The hog louse, Haematopinus suis, is the largest louse found in the Northeast and is the only species of louse that attacks hogs. Adults are 1/4 inch long and are dull gray-brown in color with nearly black body margins. Hog lice spend their entire life on the animal and breed continuously year-round. A few days after mating, each female lays three to six eggs per day, for a total of about 90 eggs. The eggs are glued to the hairs close to the skin and hatch in about 2 to 3 weeks. The young begin feeding immediately and reach maturity in 10 to 12 days. Lice are most common during cold weather and are found mainly inside the ears and in the skin folds of the neck and legs. Any part of the body that offers protection may harbor hog lice.
Hog lice torment the animals by piercing their skin with needle-like mouthparts and sucking blood. The resultant itching and discomfort cause the animals to scratch with their feet and to rub against feeders, posts, or any stationary objects. This causes the skin to become thick, cracked, tender, and sore. Infested animals are restless, less profitable, and more susceptible to diseases that can cause death. Hog lice may also spread the swine pox virus to pigs. A heavy infestation causes a condition on the skin similar to measles. The hair cannot be removed without skinning, so hide loss and discounted carcasses can also result.
The following program will help prevent lice and mite infestations. Because new boars, sows, or feeder pigs added to your herd may carry mites, lice, or their eggs, you should treat all hogs that are added to your herd before they come in contact with your animals. A good time to stop lice and mange is when the sows are being readied for farrowing, even though mange or lice symptoms may not be evident. If the lice and mites are controlled on the sows, they will not have a chance to move to the young pigs. This is important, since a mange infestation on baby pigs spreads rapidly, and baby pigs should not be treated with most pesticides.

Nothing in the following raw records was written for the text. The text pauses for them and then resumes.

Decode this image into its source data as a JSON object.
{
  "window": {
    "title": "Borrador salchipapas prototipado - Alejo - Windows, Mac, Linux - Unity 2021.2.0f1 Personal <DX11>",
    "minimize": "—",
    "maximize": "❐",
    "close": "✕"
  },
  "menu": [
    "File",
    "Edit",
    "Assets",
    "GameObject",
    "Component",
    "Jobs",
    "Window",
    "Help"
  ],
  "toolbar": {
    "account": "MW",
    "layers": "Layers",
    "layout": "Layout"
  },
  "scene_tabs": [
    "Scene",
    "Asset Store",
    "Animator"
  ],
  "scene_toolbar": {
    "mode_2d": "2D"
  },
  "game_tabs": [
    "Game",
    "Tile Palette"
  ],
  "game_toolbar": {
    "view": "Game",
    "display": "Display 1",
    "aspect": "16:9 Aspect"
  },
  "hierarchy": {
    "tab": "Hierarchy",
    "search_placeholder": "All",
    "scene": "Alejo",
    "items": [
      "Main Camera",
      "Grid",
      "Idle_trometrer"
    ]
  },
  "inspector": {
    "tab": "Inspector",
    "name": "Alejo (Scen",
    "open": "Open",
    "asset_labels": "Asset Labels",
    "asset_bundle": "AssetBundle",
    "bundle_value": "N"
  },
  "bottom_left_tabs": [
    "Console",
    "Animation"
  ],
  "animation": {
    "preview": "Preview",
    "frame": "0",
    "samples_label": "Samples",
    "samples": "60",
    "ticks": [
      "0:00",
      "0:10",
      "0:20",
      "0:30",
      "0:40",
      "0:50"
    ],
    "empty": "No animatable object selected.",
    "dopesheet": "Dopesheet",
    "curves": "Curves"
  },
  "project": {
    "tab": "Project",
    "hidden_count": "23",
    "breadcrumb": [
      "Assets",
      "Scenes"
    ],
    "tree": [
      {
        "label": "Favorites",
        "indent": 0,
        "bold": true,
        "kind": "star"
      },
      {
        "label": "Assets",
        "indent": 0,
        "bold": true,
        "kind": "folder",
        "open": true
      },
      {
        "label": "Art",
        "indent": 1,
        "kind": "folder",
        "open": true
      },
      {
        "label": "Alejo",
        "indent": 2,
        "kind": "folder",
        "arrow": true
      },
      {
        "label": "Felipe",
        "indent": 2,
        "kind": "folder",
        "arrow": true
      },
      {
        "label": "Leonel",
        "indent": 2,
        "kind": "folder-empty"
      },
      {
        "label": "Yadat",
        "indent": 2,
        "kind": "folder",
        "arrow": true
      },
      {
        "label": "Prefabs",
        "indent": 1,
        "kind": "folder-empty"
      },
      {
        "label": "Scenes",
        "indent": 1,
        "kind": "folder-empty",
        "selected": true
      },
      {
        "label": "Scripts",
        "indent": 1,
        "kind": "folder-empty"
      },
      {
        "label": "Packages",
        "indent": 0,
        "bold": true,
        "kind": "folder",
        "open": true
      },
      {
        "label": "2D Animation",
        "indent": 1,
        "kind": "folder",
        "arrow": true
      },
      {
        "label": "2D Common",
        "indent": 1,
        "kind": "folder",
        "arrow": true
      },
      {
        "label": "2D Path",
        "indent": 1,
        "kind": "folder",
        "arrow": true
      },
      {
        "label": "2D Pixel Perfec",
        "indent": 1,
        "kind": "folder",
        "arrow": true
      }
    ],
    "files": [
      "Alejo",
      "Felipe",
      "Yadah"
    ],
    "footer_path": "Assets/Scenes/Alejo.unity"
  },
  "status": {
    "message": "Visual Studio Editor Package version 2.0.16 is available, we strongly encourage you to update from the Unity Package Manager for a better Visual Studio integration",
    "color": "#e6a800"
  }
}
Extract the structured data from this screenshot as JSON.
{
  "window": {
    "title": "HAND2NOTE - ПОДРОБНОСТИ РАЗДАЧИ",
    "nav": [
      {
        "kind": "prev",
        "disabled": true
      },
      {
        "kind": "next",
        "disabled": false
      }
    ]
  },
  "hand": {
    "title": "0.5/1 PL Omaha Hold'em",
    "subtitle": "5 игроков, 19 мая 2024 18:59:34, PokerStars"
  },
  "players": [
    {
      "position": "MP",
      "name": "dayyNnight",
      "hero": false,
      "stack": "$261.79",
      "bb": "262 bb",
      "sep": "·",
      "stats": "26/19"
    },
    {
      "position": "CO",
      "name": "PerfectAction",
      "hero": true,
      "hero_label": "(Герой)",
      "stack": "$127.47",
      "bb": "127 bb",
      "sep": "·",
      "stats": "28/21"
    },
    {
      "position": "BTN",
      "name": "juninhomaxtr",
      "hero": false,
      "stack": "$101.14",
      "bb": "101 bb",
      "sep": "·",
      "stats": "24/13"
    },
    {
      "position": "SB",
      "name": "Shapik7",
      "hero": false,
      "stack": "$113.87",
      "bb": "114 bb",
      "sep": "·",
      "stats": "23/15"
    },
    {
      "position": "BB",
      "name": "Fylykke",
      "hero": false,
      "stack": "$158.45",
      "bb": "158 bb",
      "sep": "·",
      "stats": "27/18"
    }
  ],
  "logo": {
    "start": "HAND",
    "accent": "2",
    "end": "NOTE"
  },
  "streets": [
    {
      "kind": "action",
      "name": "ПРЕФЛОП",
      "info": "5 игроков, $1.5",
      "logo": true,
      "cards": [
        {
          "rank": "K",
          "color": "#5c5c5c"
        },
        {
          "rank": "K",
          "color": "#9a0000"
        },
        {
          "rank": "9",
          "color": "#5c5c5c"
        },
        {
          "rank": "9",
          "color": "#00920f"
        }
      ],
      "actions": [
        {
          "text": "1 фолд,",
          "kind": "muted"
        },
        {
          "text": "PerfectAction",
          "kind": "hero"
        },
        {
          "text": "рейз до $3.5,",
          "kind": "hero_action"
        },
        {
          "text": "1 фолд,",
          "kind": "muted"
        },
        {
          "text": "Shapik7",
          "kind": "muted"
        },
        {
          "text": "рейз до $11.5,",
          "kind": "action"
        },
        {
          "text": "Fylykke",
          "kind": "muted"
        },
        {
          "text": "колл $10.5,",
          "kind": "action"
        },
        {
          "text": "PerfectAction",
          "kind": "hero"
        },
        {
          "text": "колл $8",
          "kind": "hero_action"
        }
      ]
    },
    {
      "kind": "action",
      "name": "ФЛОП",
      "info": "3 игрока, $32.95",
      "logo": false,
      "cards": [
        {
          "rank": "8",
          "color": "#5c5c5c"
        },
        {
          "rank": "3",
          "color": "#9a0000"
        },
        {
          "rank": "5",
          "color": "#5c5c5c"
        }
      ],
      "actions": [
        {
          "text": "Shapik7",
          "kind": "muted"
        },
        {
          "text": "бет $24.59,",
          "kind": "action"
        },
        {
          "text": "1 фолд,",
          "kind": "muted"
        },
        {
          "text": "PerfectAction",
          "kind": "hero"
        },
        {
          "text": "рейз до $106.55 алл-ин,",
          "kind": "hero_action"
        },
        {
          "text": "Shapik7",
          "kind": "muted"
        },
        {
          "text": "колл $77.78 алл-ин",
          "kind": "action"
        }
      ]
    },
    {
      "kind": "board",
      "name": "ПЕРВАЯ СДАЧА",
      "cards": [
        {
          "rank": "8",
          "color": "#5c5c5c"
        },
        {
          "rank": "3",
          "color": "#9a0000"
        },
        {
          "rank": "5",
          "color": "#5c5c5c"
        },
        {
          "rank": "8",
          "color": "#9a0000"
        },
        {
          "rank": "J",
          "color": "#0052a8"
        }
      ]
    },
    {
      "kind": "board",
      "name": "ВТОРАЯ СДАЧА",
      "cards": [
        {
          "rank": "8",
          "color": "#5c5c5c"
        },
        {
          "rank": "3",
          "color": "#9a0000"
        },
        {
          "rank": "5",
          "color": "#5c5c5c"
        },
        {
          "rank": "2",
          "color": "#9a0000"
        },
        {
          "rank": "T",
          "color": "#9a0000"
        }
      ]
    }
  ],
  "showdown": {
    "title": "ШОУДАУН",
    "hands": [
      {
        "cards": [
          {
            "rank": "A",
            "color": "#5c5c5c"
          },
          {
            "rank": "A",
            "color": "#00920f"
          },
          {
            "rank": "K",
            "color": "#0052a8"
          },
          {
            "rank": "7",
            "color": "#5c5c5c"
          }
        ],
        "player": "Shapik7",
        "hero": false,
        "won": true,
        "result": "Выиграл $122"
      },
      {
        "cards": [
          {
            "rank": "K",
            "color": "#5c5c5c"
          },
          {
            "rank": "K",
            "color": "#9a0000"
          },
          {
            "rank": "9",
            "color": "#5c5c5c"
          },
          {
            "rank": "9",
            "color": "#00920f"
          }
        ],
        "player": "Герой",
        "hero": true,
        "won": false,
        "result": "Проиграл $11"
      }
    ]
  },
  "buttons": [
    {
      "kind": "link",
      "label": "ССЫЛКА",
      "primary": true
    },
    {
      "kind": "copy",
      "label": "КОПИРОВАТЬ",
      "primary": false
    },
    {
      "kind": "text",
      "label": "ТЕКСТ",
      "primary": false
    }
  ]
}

If an outbreak of lice or mange is detected in your herd, treat the entire herd, even though certain individuals may appear parasite-free. Pesticide sprays recommended for control of mange or hog lice are more effective when applied at the rate of 2 to 4 quarts of finished spray per animal using high-pressure sprayers. Spray small numbers of the animals at one time and give thorough coverage with special emphasis to the head, neck, and ears. A nonfoaming detergent (0.25 lb per 25-gal spray) may be added to the spray to help maintain coverage. If cold winter weather prevents the use of sprays for treating mange or louse-infested hogs, dusts and bedding treatments are available that give varying degrees of control.